#### INSTRUCTIONS TO FOLLOW:
Since the entries below must stay intact, return each one exactly.
□ □ □ □ □ □ □
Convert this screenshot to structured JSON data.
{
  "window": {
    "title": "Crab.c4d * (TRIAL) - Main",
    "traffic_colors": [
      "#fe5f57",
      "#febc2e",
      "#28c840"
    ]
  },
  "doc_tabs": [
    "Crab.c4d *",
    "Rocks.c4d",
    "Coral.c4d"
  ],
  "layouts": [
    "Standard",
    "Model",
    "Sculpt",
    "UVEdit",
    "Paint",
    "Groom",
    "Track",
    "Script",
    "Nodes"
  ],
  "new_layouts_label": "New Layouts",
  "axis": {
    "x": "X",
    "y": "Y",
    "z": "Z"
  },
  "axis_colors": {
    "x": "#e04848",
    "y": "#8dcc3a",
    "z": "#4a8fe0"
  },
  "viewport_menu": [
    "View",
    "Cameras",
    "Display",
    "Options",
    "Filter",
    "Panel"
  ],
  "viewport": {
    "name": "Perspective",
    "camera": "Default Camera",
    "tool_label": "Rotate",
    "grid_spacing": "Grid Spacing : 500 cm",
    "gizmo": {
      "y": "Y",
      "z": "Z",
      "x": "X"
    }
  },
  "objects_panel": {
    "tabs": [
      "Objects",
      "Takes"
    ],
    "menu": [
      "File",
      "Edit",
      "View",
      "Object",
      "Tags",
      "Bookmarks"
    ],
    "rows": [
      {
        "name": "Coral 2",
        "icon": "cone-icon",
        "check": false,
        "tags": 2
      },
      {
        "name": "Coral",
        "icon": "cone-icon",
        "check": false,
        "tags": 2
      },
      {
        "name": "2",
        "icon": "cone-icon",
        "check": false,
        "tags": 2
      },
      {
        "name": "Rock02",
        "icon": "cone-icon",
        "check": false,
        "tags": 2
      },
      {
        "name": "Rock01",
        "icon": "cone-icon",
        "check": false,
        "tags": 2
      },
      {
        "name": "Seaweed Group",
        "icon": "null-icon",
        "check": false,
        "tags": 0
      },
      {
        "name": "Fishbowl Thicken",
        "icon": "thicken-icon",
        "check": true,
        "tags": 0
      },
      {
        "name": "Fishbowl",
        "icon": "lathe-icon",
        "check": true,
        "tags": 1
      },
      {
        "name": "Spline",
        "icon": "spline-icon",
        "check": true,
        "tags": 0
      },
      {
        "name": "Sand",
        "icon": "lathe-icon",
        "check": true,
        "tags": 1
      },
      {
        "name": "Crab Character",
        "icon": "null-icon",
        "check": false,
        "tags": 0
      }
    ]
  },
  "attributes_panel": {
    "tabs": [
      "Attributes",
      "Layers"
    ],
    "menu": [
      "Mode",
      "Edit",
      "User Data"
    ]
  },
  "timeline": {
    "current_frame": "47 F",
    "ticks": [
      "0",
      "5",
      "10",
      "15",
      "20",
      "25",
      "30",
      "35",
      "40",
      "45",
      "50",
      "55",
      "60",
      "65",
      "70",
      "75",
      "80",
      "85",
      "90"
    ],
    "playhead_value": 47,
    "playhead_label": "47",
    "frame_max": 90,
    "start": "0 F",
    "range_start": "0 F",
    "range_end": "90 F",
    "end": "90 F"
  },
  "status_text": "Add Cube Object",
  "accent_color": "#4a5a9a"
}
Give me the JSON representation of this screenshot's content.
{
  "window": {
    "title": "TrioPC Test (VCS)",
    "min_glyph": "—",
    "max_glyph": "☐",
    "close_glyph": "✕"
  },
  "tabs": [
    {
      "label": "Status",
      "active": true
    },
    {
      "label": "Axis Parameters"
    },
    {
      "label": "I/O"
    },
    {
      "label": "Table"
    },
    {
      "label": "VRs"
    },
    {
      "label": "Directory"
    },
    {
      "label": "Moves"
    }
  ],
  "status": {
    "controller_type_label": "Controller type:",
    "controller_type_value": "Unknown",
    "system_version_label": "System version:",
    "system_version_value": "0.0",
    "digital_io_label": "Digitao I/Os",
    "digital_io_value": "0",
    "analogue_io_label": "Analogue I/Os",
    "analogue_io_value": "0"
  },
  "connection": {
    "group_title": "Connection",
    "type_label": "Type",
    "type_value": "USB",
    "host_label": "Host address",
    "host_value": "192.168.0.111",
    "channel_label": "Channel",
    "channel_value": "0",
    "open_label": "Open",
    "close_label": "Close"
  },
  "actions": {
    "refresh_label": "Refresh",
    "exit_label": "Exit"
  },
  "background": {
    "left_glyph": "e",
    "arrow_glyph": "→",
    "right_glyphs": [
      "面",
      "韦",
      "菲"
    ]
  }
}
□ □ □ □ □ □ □
#### RESULT OF THIS TASK:
Convert this screenshot to structured JSON data.
{
  "window": {
    "title": "Crab.c4d * (TRIAL) - Main",
    "traffic_colors": [
      "#fe5f57",
      "#febc2e",
      "#28c840"
    ]
  },
  "doc_tabs": [
    "Crab.c4d *",
    "Rocks.c4d",
    "Coral.c4d"
  ],
  "layouts": [
    "Standard",
    "Model",
    "Sculpt",
    "UVEdit",
    "Paint",
    "Groom",
    "Track",
    "Script",
    "Nodes"
  ],
  "new_layouts_label": "New Layouts",
  "axis": {
    "x": "X",
    "y": "Y",
    "z": "Z"
  },
  "axis_colors": {
    "x": "#e04848",
    "y": "#8dcc3a",
    "z": "#4a8fe0"
  },
  "viewport_menu": [
    "View",
    "Cameras",
    "Display",
    "Options",
    "Filter",
    "Panel"
  ],
  "viewport": {
    "name": "Perspective",
    "camera": "Default Camera",
    "tool_label": "Rotate",
    "grid_spacing": "Grid Spacing : 500 cm",
    "gizmo": {
      "y": "Y",
      "z": "Z",
      "x": "X"
    }
  },
  "objects_panel": {
    "tabs": [
      "Objects",
      "Takes"
    ],
    "menu": [
      "File",
      "Edit",
      "View",
      "Object",
      "Tags",
      "Bookmarks"
    ],
    "rows": [
      {
        "name": "Coral 2",
        "icon": "cone-icon",
        "check": false,
        "tags": 2
      },
      {
        "name": "Coral",
        "icon": "cone-icon",
        "check": false,
        "tags": 2
      },
      {
        "name": "2",
        "icon": "cone-icon",
        "check": false,
        "tags": 2
      },
      {
        "name": "Rock02",
        "icon": "cone-icon",
        "check": false,
        "tags": 2
      },
      {
        "name": "Rock01",
        "icon": "cone-icon",
        "check": false,
        "tags": 2
      },
      {
        "name": "Seaweed Group",
        "icon": "null-icon",
        "check": false,
        "tags": 0
      },
      {
        "name": "Fishbowl Thicken",
        "icon": "thicken-icon",
        "check": true,
        "tags": 0
      },
      {
        "name": "Fishbowl",
        "icon": "lathe-icon",
        "check": true,
        "tags": 1
      },
      {
        "name": "Spline",
        "icon": "spline-icon",
        "check": true,
        "tags": 0
      },
      {
        "name": "Sand",
        "icon": "lathe-icon",
        "check": true,
        "tags": 1
      },
      {
        "name": "Crab Character",
        "icon": "null-icon",
        "check": false,
        "tags": 0
      }
    ]
  },
  "attributes_panel": {
    "tabs": [
      "Attributes",
      "Layers"
    ],
    "menu": [
      "Mode",
      "Edit",
      "User Data"
    ]
  },
  "timeline": {
    "current_frame": "47 F",
    "ticks": [
      "0",
      "5",
      "10",
      "15",
      "20",
      "25",
      "30",
      "35",
      "40",
      "45",
      "50",
      "55",
      "60",
      "65",
      "70",
      "75",
      "80",
      "85",
      "90"
    ],
    "playhead_value": 47,
    "playhead_label": "47",
    "frame_max": 90,
    "start": "0 F",
    "range_start": "0 F",
    "range_end": "90 F",
    "end": "90 F"
  },
  "status_text": "Add Cube Object",
  "accent_color": "#4a5a9a"
}
Give me the JSON representation of this screenshot's content.
{
  "window": {
    "title": "TrioPC Test (VCS)",
    "min_glyph": "—",
    "max_glyph": "☐",
    "close_glyph": "✕"
  },
  "tabs": [
    {
      "label": "Status",
      "active": true
    },
    {
      "label": "Axis Parameters"
    },
    {
      "label": "I/O"
    },
    {
      "label": "Table"
    },
    {
      "label": "VRs"
    },
    {
      "label": "Directory"
    },
    {
      "label": "Moves"
    }
  ],
  "status": {
    "controller_type_label": "Controller type:",
    "controller_type_value": "Unknown",
    "system_version_label": "System version:",
    "system_version_value": "0.0",
    "digital_io_label": "Digitao I/Os",
    "digital_io_value": "0",
    "analogue_io_label": "Analogue I/Os",
    "analogue_io_value": "0"
  },
  "connection": {
    "group_title": "Connection",
    "type_label": "Type",
    "type_value": "USB",
    "host_label": "Host address",
    "host_value": "192.168.0.111",
    "channel_label": "Channel",
    "channel_value": "0",
    "open_label": "Open",
    "close_label": "Close"
  },
  "actions": {
    "refresh_label": "Refresh",
    "exit_label": "Exit"
  },
  "background": {
    "left_glyph": "e",
    "arrow_glyph": "→",
    "right_glyphs": [
      "面",
      "韦",
      "菲"
    ]
  }
}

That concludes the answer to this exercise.